A third hunger striker pressing for judicial reform has been admitted to hospital, while the opposition Move Forward Party is seeking an urgent parliamentary debate on the issues raised by the political activists.
Sitthichok Sethasavet was admitted to Thammasat University Hospital after being taken from prison to the Corrections Department Hospital on Tuesday.
Sitthichok is in the 16h day of a hunger strike that he began in Bangkok Remand Prison, and has gone without water for the past seven days. A lawyer who visited him said he was experiencing abdominal pain and had lost nearly seven kilogrammes.
Also in Thammasat University Hospital are Tantawan Tuatulanon, 20, and Orawan Phuphong, 23. They have been refusing food, almost all water and most medical intervention since Jan 18.
A lawyer who visited the two women on Wednesday said they were increasingly weak, and that medical staff had expressed concern about their low potassium levels, which can increase risk of heart failure. The two have agreed to take small amounts of water but are still refusing all food.
They remain alert, however, and the lawyer reported that Ms Orawan even commented on the case of accused celebrity fraudster Savika “Pinky” Chaiyadej, who received court approval this week to remove an electronic monitoring device she was required to wear after her release from jail.
The hunger strikers are demanding the right to bail, the release of all political prisoners and the abolition of the lese majeste and sedition laws.
Sitthichok was found guilty on Jan 17 of defaming the royal family, arson, destruction of property and violation of the Emergency Decree, and sentenced to two years and four months in prison. He was found to have set fire to a portrait at a royal ceremonial arch in Bangkok during a protest on July 18, 2021. He has been detained pending an appeal.

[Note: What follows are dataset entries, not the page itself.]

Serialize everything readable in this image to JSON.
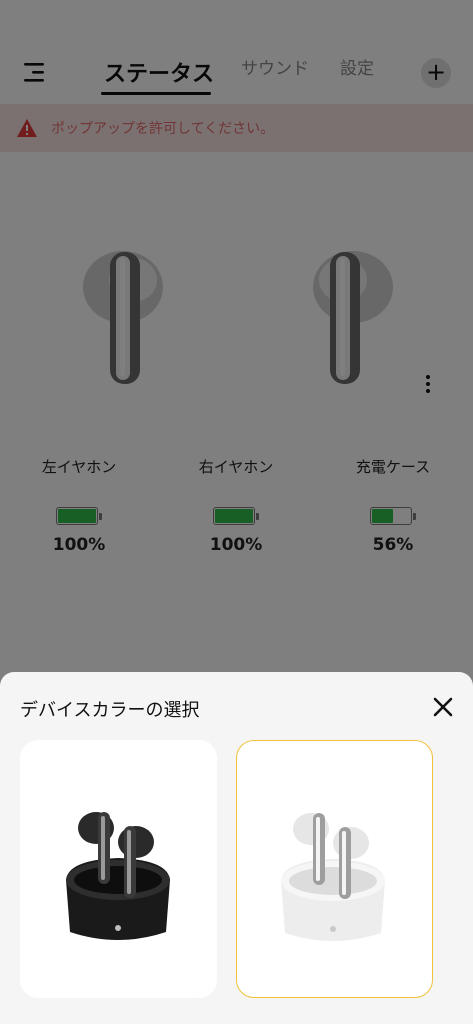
{
  "header": {
    "tabs": [
      {
        "label": "ステータス",
        "active": true
      },
      {
        "label": "サウンド",
        "active": false
      },
      {
        "label": "設定",
        "active": false
      }
    ],
    "add_label": "+",
    "menu_icon": "menu-icon"
  },
  "alert": {
    "icon": "warning-icon",
    "text": "ポップアップを許可してください。",
    "color": "#e26a6a"
  },
  "status": {
    "devices": [
      {
        "label": "左イヤホン",
        "battery_percent": 100,
        "battery_text": "100%"
      },
      {
        "label": "右イヤホン",
        "battery_percent": 100,
        "battery_text": "100%"
      },
      {
        "label": "充電ケース",
        "battery_percent": 56,
        "battery_text": "56%"
      }
    ],
    "battery_color": "#2fbf4a"
  },
  "sheet": {
    "title": "デバイスカラーの選択",
    "close_icon": "close-icon",
    "options": [
      {
        "color": "black",
        "selected": false
      },
      {
        "color": "white",
        "selected": true
      }
    ],
    "selected_border_color": "#f0c23c"
  }
}
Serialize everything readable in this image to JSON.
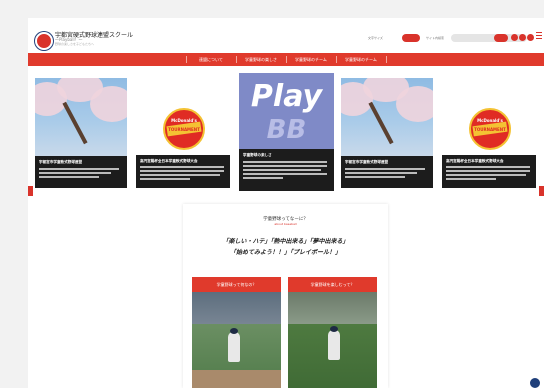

Ms Tantawan and Ms Orawan are facing royal defamation charges under Section 112 of the Criminal Code for taking a public poll last year about royal motorcades. They went to court on Jan 16 to request the revocation of their bail as a gesture of solidarity with other detained colleagues. They began their hunger strike two days later.
Over the past two years, 228 people have been charged under lese majeste and 10 are currently in detention, according to Thai Lawyers for Human Rights (TLHR), which has represented many of those accused of royal insults.
In the House of Representatives on Wednesday, Move Forward leader Pita Limjaroenrat lodged a motion requesting a debate on what he described as the urgent need for Thailand to strictly follow the international principle of the presumption of innocence.
The proposed debate would also focus on how political detainees should be treated just like other detainees when it comes to considering their bail application, he said.
The debate would also cover how those prosecuted in political cases since 2014 should be granted amnesty, including those facing legal action for allegedly violating lese majeste and sedition laws.
Move Forward supports amending Section 112 of the Criminal Code, the lese majeste law, but has been unable to get it onto the House agenda. Political activists on Tuesday pressed Pheu Thai, the largest opposition party, to take a stand on the law but the party said it was a very complicated issue.
The Cross Cultural Foundation plans to submit a letter today to the president of the Supreme Court asking for a review of court regulations pertaining to bail applications. It is also calling for the release of the hunger strikers as well as other detainees who should be freed so they can prepare to fight their political cases in court.
Justice Minister Somsak Thepsutin, who visited Ms Tantawan and Ms Orawan on Tuesday, said the ministry would consider reforming the court’s bail application consideration system and liaise with the National Human Rights Commission to ensure that any amendments to the law are made appropriately.
Move Forward leader Pita Limjaroenrat says Thailand needs to strictly follow the international principle of the presumption of innocence. (Photo: Parliament)